Thus, in 1838, the Cherokee were forced from their land and “escorted” west. The trip was estimated to take eighty days, but some of the contingents took almost twice as long due to inclement winter weather, unrelenting sickness because of exposure, and dangerous ice flows while crossing the Mississippi River. Before the Cherokee left on this epic trek, almost 1,500 had died from epidemics in the camps they were housed in another 1600 died on the journey. As a result of their weakened condition, along with the absence of housing and food, many more died soon after reaching their destination. The United States government had guaranteed supplies for the Cherokee’s new home, for a year after their arrival, but rations were hired out to private contractors who made extra profits by providing less than they had agreed to supply. Oftentimes, what they did provide was rotten meat and moldy corn and flour (McLoughlin 7).

In current times, the Dakota Access Pipeline represents another affront to Native American sovereignty and further marginalization of Native American peoples in this instance, the Sioux tribe located in Standing Rock, North Dakota. There are two primary issues the Sioux have against the pipeline: The pipeline will contaminate drinking water and damage sacred burial sites. Originally, the pipeline was designed to go through Bismarck, North Dakota but was rejected by the citizens there because they didn’t want to risk contaminating their drinking water. The ensuing Standing Rock protests that took place, after the pipeline was redirected through Sioux land, arguing they deserve the same rights and considerations as the citizens of Bismarck.

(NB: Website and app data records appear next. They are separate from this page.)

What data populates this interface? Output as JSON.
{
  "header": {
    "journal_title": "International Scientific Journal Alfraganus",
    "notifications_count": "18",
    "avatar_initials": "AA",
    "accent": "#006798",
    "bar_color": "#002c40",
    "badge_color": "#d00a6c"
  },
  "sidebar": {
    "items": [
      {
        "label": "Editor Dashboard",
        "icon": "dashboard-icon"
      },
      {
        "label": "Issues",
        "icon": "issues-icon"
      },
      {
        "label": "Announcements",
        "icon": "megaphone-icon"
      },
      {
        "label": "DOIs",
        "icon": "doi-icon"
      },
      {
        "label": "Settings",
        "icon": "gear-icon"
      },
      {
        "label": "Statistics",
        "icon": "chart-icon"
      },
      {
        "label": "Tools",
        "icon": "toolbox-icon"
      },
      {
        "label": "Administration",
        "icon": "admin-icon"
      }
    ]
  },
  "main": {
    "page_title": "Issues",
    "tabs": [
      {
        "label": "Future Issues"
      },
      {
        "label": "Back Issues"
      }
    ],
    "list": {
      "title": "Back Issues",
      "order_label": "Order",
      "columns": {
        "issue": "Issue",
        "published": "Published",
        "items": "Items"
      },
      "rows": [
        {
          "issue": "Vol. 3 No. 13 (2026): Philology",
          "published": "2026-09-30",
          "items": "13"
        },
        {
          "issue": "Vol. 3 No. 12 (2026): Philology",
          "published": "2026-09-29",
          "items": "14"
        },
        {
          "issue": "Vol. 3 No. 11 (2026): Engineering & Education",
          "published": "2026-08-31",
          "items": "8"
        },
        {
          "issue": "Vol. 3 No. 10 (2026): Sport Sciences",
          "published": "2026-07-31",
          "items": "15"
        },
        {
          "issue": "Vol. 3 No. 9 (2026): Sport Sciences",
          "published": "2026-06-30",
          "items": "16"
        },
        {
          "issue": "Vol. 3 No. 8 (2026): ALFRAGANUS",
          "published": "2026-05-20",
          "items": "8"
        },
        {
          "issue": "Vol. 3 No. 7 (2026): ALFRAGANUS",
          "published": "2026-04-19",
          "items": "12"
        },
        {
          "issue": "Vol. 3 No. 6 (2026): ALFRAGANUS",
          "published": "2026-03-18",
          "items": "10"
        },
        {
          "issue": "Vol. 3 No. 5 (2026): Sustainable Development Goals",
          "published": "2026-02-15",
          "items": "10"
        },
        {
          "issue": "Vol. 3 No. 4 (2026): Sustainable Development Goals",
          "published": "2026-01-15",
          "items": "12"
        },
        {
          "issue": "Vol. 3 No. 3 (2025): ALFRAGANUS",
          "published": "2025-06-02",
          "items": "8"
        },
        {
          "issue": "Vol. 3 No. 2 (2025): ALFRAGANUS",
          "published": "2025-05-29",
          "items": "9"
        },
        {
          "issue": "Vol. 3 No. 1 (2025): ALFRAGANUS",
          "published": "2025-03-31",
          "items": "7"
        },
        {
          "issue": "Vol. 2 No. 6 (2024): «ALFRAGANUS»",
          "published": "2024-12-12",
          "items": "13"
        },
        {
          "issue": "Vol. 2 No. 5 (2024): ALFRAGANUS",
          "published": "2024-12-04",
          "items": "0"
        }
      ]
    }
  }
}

Throughout American history, the treatment of indigenous Native Americans has violated numerous articles of the United Nations Universal Declaration of Human Rights. These violations resulted in the loss of numerous Native American homelands, the Cherokee being only one example, and the genocide of numerous other smaller tribes since the beginning of European colonization. This is largely due to Eurocentric ideals, like the natural law of the Puritan worldview, which elevates the status of European peoples over that of indigenous, Native American peoples through a biased worldview. This mindset is so pervasive and powerful that it still prevails today, evidenced by modern films and television that paint Native American tribes as savage, ignorant and of ill intent toward the “white man”, and the policies of the current United States government. These governmental policies have resulted in the alienation and marginalization of Native American peoples throughout American history. These violations include the removal of Native Americans from their traditional homeland to reservations, oftentimes very far away from their ancestral lands, and in many cases, the genocide of Native American tribes altogether. The violations were masked in the form of “treaties” between indigenous tribes and the U.S. government, though these treaties were often a choice between the survival of a tribe or their complete and utter destruction. In short, the Native American tribes were never in a position, or held enough power, to ever guarantee a fair deal with the U.S. government in these negotiations. The result of this imbalance of power and lack of respect manifested itself in the form of genocide and the loss of human rights, and their homelands, for many indigenous peoples of North America.

Cave, A. A. (1996). The Pequot War. The University of Massachusetts Press.

Heath, D. B. (1963). A Journal of the Pilgrims at Plymouth. Corinth Books, Inc.

McLoughlin, W. G. (1993). After the Trail of Tears. The University of North Carolina Press.